He was fed rectally when he went on a hunger strike; he was scrubbed around the anus and scrotum with a stiff-bristled brush, and then around the mouth. Interrogators threatened to sexually abuse his mother. The goal of this treatment, officials said, was to eliminate his “sense of control and predictability” and establish a “desired level of helplessness.”

When it was all over, one assessment concluded that Nashiri had provided “essentially no actionable information” to foil future terrorist plots. Videotapes of his interrogations were destroyed by the CIA.

President Obama stopped the torture program in 2009, but the story didn’t come to an end for Nashiri or for those seeking to prosecute him.

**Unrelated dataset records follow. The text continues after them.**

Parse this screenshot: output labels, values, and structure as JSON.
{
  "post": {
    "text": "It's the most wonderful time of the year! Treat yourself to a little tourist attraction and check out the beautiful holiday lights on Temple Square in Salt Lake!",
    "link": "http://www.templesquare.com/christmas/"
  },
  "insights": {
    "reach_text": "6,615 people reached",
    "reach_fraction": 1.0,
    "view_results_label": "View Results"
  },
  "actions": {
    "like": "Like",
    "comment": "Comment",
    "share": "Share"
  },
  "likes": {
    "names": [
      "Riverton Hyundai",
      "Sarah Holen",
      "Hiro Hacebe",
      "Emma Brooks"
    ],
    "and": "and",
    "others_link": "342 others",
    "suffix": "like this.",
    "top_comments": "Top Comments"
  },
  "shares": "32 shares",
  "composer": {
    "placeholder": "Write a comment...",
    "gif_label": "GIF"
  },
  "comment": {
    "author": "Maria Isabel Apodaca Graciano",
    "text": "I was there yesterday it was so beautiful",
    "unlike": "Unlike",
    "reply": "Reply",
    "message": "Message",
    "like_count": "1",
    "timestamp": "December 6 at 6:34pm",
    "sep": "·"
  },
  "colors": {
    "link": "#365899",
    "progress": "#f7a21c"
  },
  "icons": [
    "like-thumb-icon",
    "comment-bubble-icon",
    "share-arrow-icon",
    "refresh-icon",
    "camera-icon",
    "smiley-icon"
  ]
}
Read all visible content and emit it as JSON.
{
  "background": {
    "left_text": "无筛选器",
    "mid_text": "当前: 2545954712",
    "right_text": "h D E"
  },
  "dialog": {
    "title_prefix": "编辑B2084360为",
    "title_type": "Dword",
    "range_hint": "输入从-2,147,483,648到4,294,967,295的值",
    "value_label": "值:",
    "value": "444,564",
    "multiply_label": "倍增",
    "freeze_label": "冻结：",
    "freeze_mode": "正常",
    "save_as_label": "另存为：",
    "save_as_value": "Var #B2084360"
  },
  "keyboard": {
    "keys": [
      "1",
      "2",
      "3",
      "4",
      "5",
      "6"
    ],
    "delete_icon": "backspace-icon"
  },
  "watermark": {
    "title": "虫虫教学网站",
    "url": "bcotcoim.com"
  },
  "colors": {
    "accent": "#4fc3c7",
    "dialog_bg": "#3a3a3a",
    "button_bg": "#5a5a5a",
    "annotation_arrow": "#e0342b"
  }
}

The U.S. still hopes to try Nashiri before a military commission, as it should, to determine his role and culpability in the Cole bombing, in which 17 American sailors were killed, and other terrorist activities. If he’s guilty, he deserves to be punished, obviously. But lawyers have been mired for years in pretrial proceedings to address the legal consequences of the years of abuse he suffered, according to Michel Paradis, a human rights lawyer who is representing Nashiri.

In defending prisoners at Guantanamo prison, we’re defending the core values of the American legal system.

Evidence obtained by torture is inadmissible in a military commission trial. As a result, prosecutors have been trying for more than a decade to sift the torture-tainted evidence from whatever clean evidence is available. Nashiri’s lawyers, for their part, can’t yet put together their defense, because they’re still fighting with the government over which details of the torture program are too secret to be divulged in court.

Last week, Nashiri won a legal victory, putting him briefly back in the news. Twenty years after his arrest, it seems the Biden administration has agreed to not use evidence obtained by torture in his pretrial proceedings. That’s a small step forward, but it seems like it should have been obvious from the start. If such evidence is too tainted and untrustworthy to use at trial, why should it be admissible in pretrial arguments?

Today, Nashiri is 57 years old, a middle-aged man who has lived more than a third of his life in detention without trial. A psychologist who is an expert on torture described him as one of the “most damaged” people she has ever treated. For years, he had dreams about being naked, chained and waterboarded, declassified documents showed.

It was 20 years ago this week, in the turbulent aftermath of the Sept. 11 attacks, that President Bush set the torture process in motion. He issued a memo stating that neither Al Qaeda nor Taliban detainees qualified as prisoners of war under the Geneva Convention and that the rules on humane treatment therefore did not apply to them.

I wrote that it was wrong to gloat and crow when anti-vaxxers died of COVID-19, and I got a surprising amount of blowback.

What happened next to Nashiri and dozens of others was not just cruel, inhuman, degrading and a violation of international law, but the information it yielded also was both untrustworthy and unusable. As the Senate Intelligence Committee ultimately determined, torture is “not an effective means of acquiring intelligence.” The actions hidden by a grotesque euphemism — “enhanced interrogation techniques” — damaged the United States’ standing in the world, perhaps irreparably.

Don’t let the time that has passed, the official reports or Washington’s current chastened condemnations of torture lull you into thinking we’ve finally closed the book on this ugly chapter of our history. We’re still feeling the aftershocks and paying the price for having lost our moral bearings.